The trustee sued Horseshoe, alleging that EAR had made $17 million in fraudulent transfers to Player, and that Horseshoe was the subsequent transferee of $8 million of those transfers. Both parties agreed that Horseshoe lacked actual knowledge that the transfers from EAR to Player were voidable fraudulent transfers. However the trustee contended that the above facts placed Horseshoe on “inquiry notice” of the fraudulent transfers. The Seventh Circuit held that imputed knowledge may be sufficient under certain circumstances to render the subsequent transferee liable for the fraudulent transfers made to the initial transferee. The court wrote: “[K]nowledge in § 550(b)(1) means less than complete understanding of the facts and receipt of a lawyer’s opinion that such a transfer is voidable. Nevertheless, inquiry notice must be sufficient to enable the party to have gained actual knowledge by inquiring. If a reasonable inquiry would not have led to actual knowledge of voidability, a court cannot impute knowledge.”

The Seventh Circuit explained that although Horseshoe had some indication that Player’s money came from EAR, the casino had no reason to suspect that this money was obtained by fraud. Player claimed to be the owner of EAR and so the fact that Player’s money came from EAR would not have been of special significance to Horseshoe. A transfer of money from a company to one of its executives “does not hint at a fraudulent conveyance by a firm on the brink of insolvency” according to the court.

The court further observed that even if Horseshoe had investigated, it was unlikely that Horseshoe would have uncovered the fraud or EAR’s financial distress. According to the court, when a subsequent transferee’s reasonable inquiry “would have turned up nothing pertinent to voidability, the [transferee’s] failure to make it does not permit a court to attribute to it the necessary knowledge.” Even assuming that Horseshoe was put on inquiry notice of a fraudulent transfer, a reasonable inquiry would have turned up nothing indicating that the transfers were voidable. At the time of these transfers, EAR’s creditors and advisors, who had complete access to EAR’s books and records, were unaware of the ongoing fraud and financial distress, and it even took FTI Consulting (a forensic accounting firm) three months to uncover the fraud.

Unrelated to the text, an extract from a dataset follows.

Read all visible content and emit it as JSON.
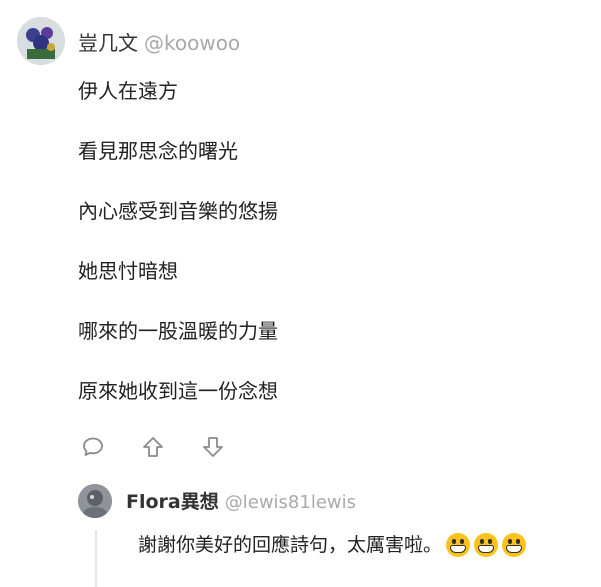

Notwithstanding the trustee’s “where there’s smoke, there’s fire” type argument, the Seventh Circuit concluded that the facts of this case, even the supposed red flags identified by the trustee, were insufficient to impute Horseshoe with “knowledge of the voidability” of EAR’s fraudulent transfers to Player. Nevertheless parties must remain diligent as the law may impose liability on them for accepting payments from a customer known to be defrauding his creditors. While difficult to prove, knowledge of the voidability can be imputed.